First, as Hume noted, the mind always seems to have something going on-some perception or another. Hence, a man is never really thinking about nothing-there is always something in the blender. Second, it could be argued that unlike a blender, a mind cannot engage in its function without some content. Thinking might be more like cutting-while one can make a motion with scissors, they are not cutting unless they have something to cut.
In the case of doing nothing, a man could be doing nothing in the sense that a blender could be blending nothing. Of course, the obvious reply is that while the blender is blending nothing, it is not actually doing nothing. After all, by doing it is doing something. Even thinking about nothing would be doing something, namely thinking about nothing. As such, as long as a man is doing, then he would be doing something-at the very least he is doing. What he is doing, of course, might not amount to much-hence we could be forgiven if we exaggerate and say we are doing nothing.
Earlier on he sort of waves away Heidegger and Sartre, but this seems to me one area where continental philosophy has a lot to offer. (Warning: If there’s a way to talk about this stuff without sounding like sort of a pretentious ass, I haven’t found it yet. Excuse the dorm room philosophizing.) If I’m remembering my Sartre correctly, he argued that the self (“essence”) was, at its core, this endless void containing only a self-annhilating, ever-changing miasma. We are nothing but we can’t think nothing, so we’re willfully imprisoned by our own cognition until the day we die.
It’s not the sunniest view of the mind, and contemporary neuroscience would seem to undermine Sartre’s strident dualism*, but I think there’s a kernel of psychological acuity here. Counscious thought may be only a sheer gauze stretched over our vast animal subconscious, but it’s still the only part of my own mind I can directly experience. And unless I’m sleeping, it never really stops chattering away and gumming up the works of my subconscious processes. There are obviously tremendous advantages to conscious thought, but it’s also the source of a sadness which I suspect is unique to persons. We have a lot of ways of trying to run away from it, or at least temporarily dampen its effects, but we can never be rid of it — a conscious mind can’t even understand what it means to be unconscious.
As far as how one deals with that, I think David Foster Wallace has got the right idea. Recently I went back and reread his commencement speech to Kenyon University. If you haven’t checked it out yet, you should.

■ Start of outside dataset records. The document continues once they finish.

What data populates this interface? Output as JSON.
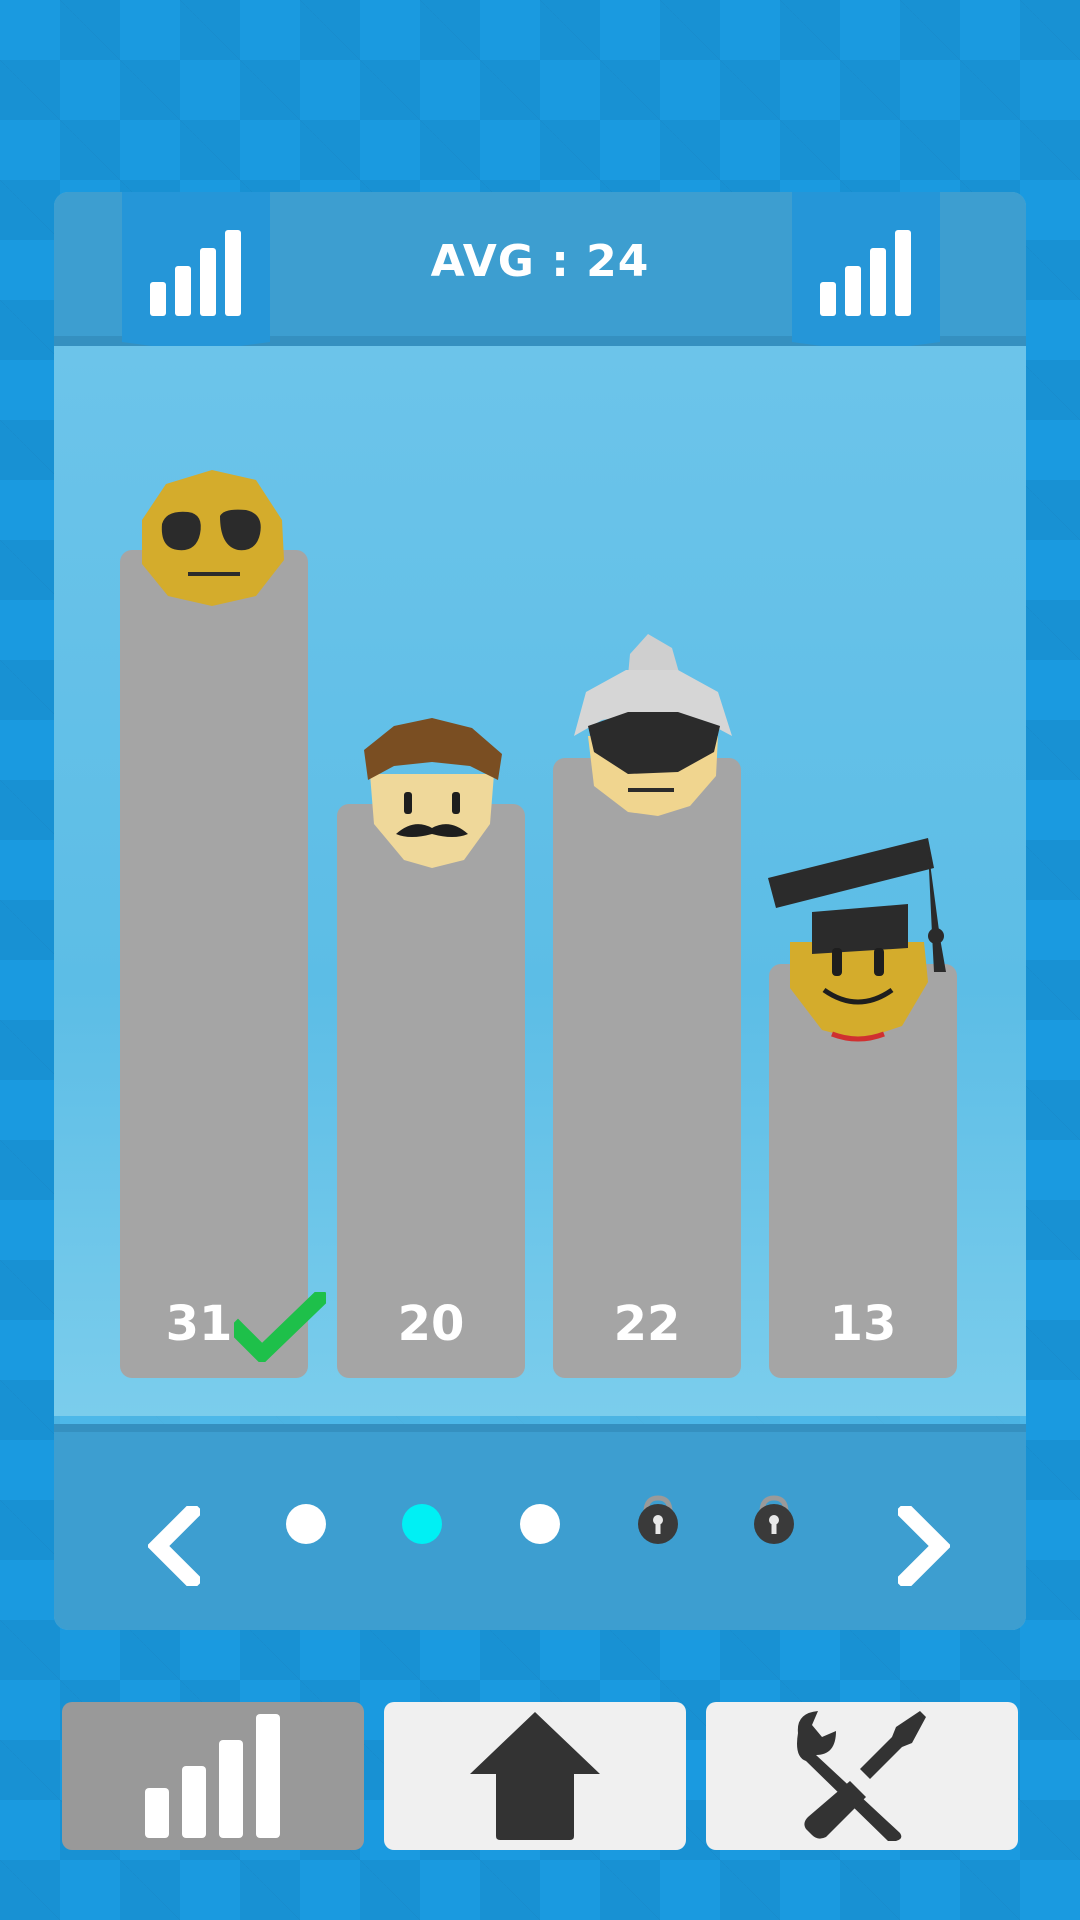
{
  "header": {
    "avg_text": "AVG : 24"
  },
  "characters": [
    {
      "name": "sunglasses-face",
      "value": "31",
      "selected": true
    },
    {
      "name": "mustache-face",
      "value": "20",
      "selected": false
    },
    {
      "name": "beanie-face",
      "value": "22",
      "selected": false
    },
    {
      "name": "graduate-face",
      "value": "13",
      "selected": false
    }
  ],
  "pagination": {
    "pages": 5,
    "current": 2,
    "locked_pages": [
      4,
      5
    ]
  },
  "nav": {
    "items": [
      {
        "name": "stats-tab",
        "icon": "bar-chart-icon",
        "active": true
      },
      {
        "name": "home-tab",
        "icon": "home-icon",
        "active": false
      },
      {
        "name": "tools-tab",
        "icon": "wrench-screwdriver-icon",
        "active": false
      }
    ]
  },
  "colors": {
    "selected_check": "#1ec04a",
    "active_dot": "#00f0f4",
    "bar": "#a5a5a5",
    "header": "#3d9ed0"
  }
}
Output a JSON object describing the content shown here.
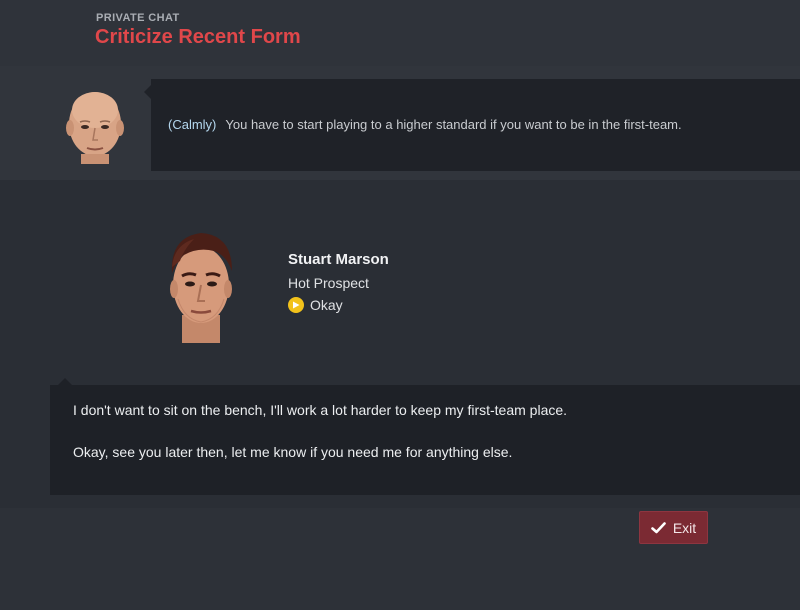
{
  "header": {
    "kicker": "PRIVATE CHAT",
    "title": "Criticize Recent Form"
  },
  "manager": {
    "tone": "(Calmly)",
    "message": "You have to start playing to a higher standard if you want to be in the first-team."
  },
  "player": {
    "name": "Stuart Marson",
    "role": "Hot Prospect",
    "status": "Okay",
    "status_color": "#f2c21b"
  },
  "responses": [
    "I don't want to sit on the bench, I'll work a lot harder to keep my first-team place.",
    "Okay, see you later then, let me know if you need me for anything else."
  ],
  "actions": {
    "exit_label": "Exit",
    "exit_icon": "check-icon",
    "exit_color": "#7b2a33"
  },
  "colors": {
    "accent": "#e0474a",
    "background": "#2a2e35"
  }
}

*Sartre took this so far he wound up arguing, ludicrously, that physical processes play no role in sexual desire.